» The task
Please reproduce the data exactly, though every picture must stay out.
######
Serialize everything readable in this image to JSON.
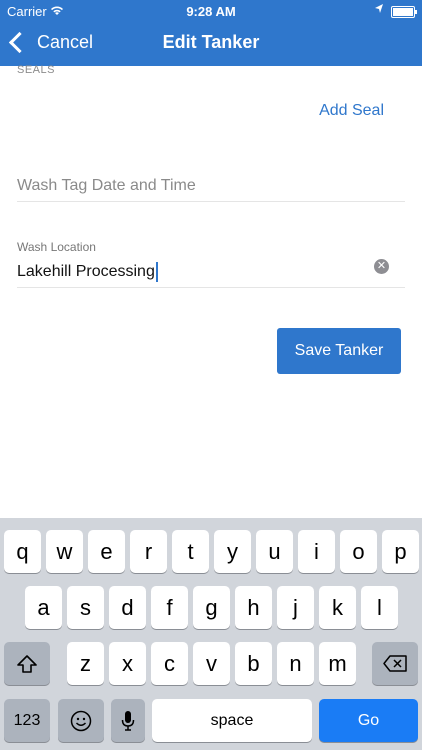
{
  "status_bar": {
    "carrier": "Carrier",
    "time": "9:28 AM"
  },
  "nav": {
    "back_label": "Cancel",
    "title": "Edit Tanker"
  },
  "form": {
    "seals_section_label": "SEALS",
    "add_seal_label": "Add Seal",
    "wash_tag_placeholder": "Wash Tag Date and Time",
    "wash_location_label": "Wash Location",
    "wash_location_value": "Lakehill Processing",
    "save_button_label": "Save Tanker"
  },
  "keyboard": {
    "row1": [
      "q",
      "w",
      "e",
      "r",
      "t",
      "y",
      "u",
      "i",
      "o",
      "p"
    ],
    "row2": [
      "a",
      "s",
      "d",
      "f",
      "g",
      "h",
      "j",
      "k",
      "l"
    ],
    "row3": [
      "z",
      "x",
      "c",
      "v",
      "b",
      "n",
      "m"
    ],
    "numbers_label": "123",
    "space_label": "space",
    "go_label": "Go"
  },
  "colors": {
    "accent": "#2f77cc",
    "go_key": "#1a7cf5"
  }
}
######
» The answer
Serialize everything readable in this image to JSON.
{
  "status_bar": {
    "carrier": "Carrier",
    "time": "9:28 AM"
  },
  "nav": {
    "back_label": "Cancel",
    "title": "Edit Tanker"
  },
  "form": {
    "seals_section_label": "SEALS",
    "add_seal_label": "Add Seal",
    "wash_tag_placeholder": "Wash Tag Date and Time",
    "wash_location_label": "Wash Location",
    "wash_location_value": "Lakehill Processing",
    "save_button_label": "Save Tanker"
  },
  "keyboard": {
    "row1": [
      "q",
      "w",
      "e",
      "r",
      "t",
      "y",
      "u",
      "i",
      "o",
      "p"
    ],
    "row2": [
      "a",
      "s",
      "d",
      "f",
      "g",
      "h",
      "j",
      "k",
      "l"
    ],
    "row3": [
      "z",
      "x",
      "c",
      "v",
      "b",
      "n",
      "m"
    ],
    "numbers_label": "123",
    "space_label": "space",
    "go_label": "Go"
  },
  "colors": {
    "accent": "#2f77cc",
    "go_key": "#1a7cf5"
  }
}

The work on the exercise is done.